• Work instructions
The records that follow are to be copied word for word. Pictures should be omitted.

*** Opening of Source data ***

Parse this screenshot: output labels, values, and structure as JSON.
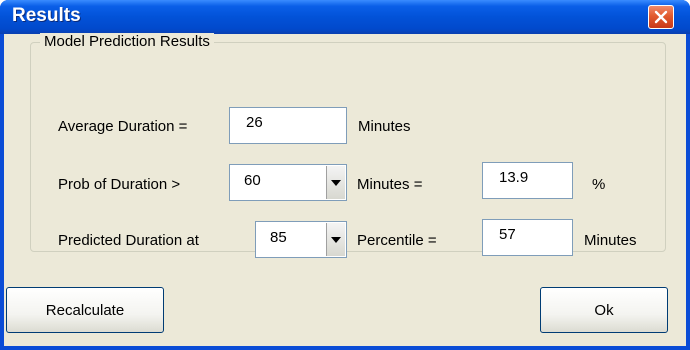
{
  "window": {
    "title": "Results"
  },
  "group": {
    "label": "Model Prediction Results"
  },
  "rows": {
    "average": {
      "label": "Average Duration =",
      "value": "26",
      "unit": "Minutes"
    },
    "prob": {
      "label": "Prob of Duration >",
      "selected": "60",
      "mid_label": "Minutes =",
      "result": "13.9",
      "unit": "%"
    },
    "predicted": {
      "label": "Predicted Duration at",
      "selected": "85",
      "mid_label": "Percentile =",
      "result": "57",
      "unit": "Minutes"
    }
  },
  "buttons": {
    "recalculate": "Recalculate",
    "ok": "Ok"
  },
  "icons": {
    "close": "close-icon",
    "dropdown": "chevron-down-icon"
  },
  "colors": {
    "titlebar": "#0252d8",
    "close": "#e25a2e",
    "face": "#ece9d8"
  }
}
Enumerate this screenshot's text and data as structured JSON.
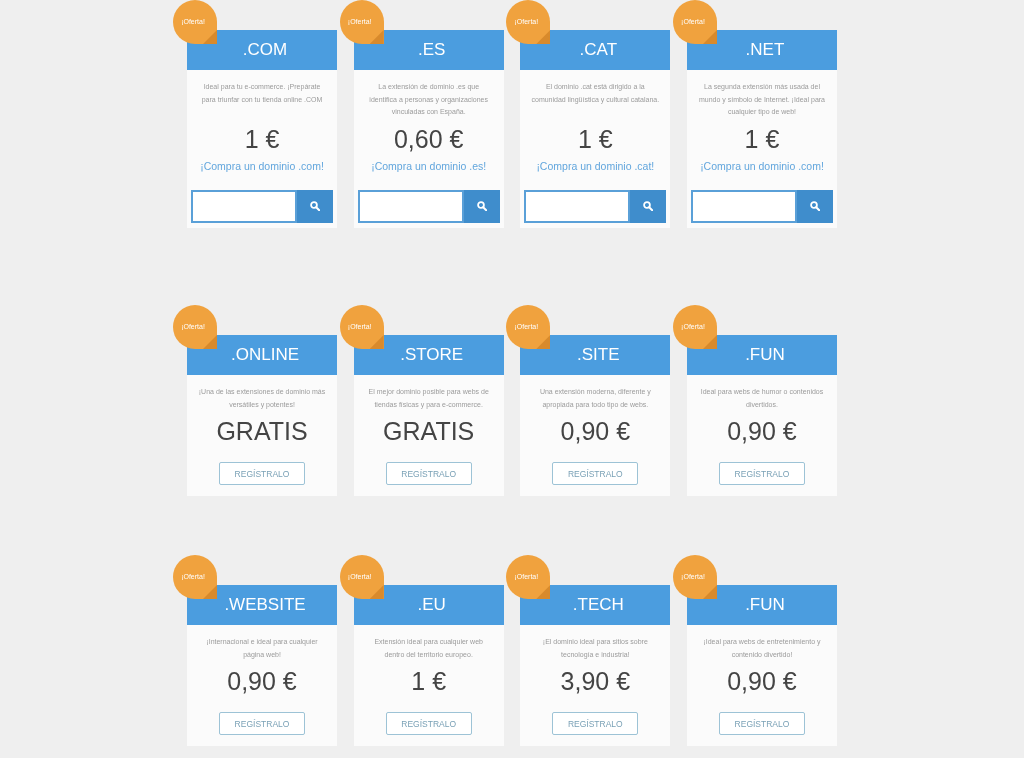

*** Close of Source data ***

• Solution below
Parse this screenshot: output labels, values, and structure as JSON.
{
  "window": {
    "title": "Results"
  },
  "group": {
    "label": "Model Prediction Results"
  },
  "rows": {
    "average": {
      "label": "Average Duration =",
      "value": "26",
      "unit": "Minutes"
    },
    "prob": {
      "label": "Prob of Duration >",
      "selected": "60",
      "mid_label": "Minutes =",
      "result": "13.9",
      "unit": "%"
    },
    "predicted": {
      "label": "Predicted Duration at",
      "selected": "85",
      "mid_label": "Percentile =",
      "result": "57",
      "unit": "Minutes"
    }
  },
  "buttons": {
    "recalculate": "Recalculate",
    "ok": "Ok"
  },
  "icons": {
    "close": "close-icon",
    "dropdown": "chevron-down-icon"
  },
  "colors": {
    "titlebar": "#0252d8",
    "close": "#e25a2e",
    "face": "#ece9d8"
  }
}
Enumerate this screenshot's text and data as structured JSON.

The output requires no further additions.